== Records ==
»»

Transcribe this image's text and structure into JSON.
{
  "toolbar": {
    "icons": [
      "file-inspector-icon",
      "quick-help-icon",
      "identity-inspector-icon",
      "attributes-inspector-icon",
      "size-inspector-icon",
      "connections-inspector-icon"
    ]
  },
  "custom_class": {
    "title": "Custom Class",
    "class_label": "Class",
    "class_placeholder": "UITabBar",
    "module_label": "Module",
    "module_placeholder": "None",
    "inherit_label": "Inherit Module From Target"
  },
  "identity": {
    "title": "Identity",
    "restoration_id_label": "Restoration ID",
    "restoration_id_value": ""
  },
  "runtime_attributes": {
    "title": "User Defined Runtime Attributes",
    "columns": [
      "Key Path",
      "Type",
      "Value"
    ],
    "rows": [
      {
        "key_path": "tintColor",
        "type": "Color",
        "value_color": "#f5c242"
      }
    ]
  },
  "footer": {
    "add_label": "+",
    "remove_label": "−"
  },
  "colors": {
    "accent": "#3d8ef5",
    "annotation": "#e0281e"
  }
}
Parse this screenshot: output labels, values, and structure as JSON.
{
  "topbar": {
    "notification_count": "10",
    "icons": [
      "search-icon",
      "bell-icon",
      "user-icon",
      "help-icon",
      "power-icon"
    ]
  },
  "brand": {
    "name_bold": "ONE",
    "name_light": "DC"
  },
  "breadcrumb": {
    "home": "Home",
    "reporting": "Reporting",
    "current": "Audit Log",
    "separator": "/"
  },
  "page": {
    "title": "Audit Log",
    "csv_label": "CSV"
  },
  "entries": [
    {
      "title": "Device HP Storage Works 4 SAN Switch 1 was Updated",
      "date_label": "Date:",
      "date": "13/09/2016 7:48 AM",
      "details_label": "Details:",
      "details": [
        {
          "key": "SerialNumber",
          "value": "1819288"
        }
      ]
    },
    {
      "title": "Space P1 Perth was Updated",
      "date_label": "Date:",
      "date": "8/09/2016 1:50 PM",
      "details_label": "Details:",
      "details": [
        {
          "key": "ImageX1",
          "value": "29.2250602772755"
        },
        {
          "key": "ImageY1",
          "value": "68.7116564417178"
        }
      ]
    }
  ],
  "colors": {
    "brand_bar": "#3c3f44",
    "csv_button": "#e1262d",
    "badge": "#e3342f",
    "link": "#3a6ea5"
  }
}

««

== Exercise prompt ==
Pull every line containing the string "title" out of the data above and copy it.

== Answer for the task ==
    "title": "Custom Class",
    "title": "Identity",
    "title": "User Defined Runtime Attributes",
    "title": "Audit Log",
      "title": "Device HP Storage Works 4 SAN Switch 1 was Updated",
      "title": "Space P1 Perth was Updated",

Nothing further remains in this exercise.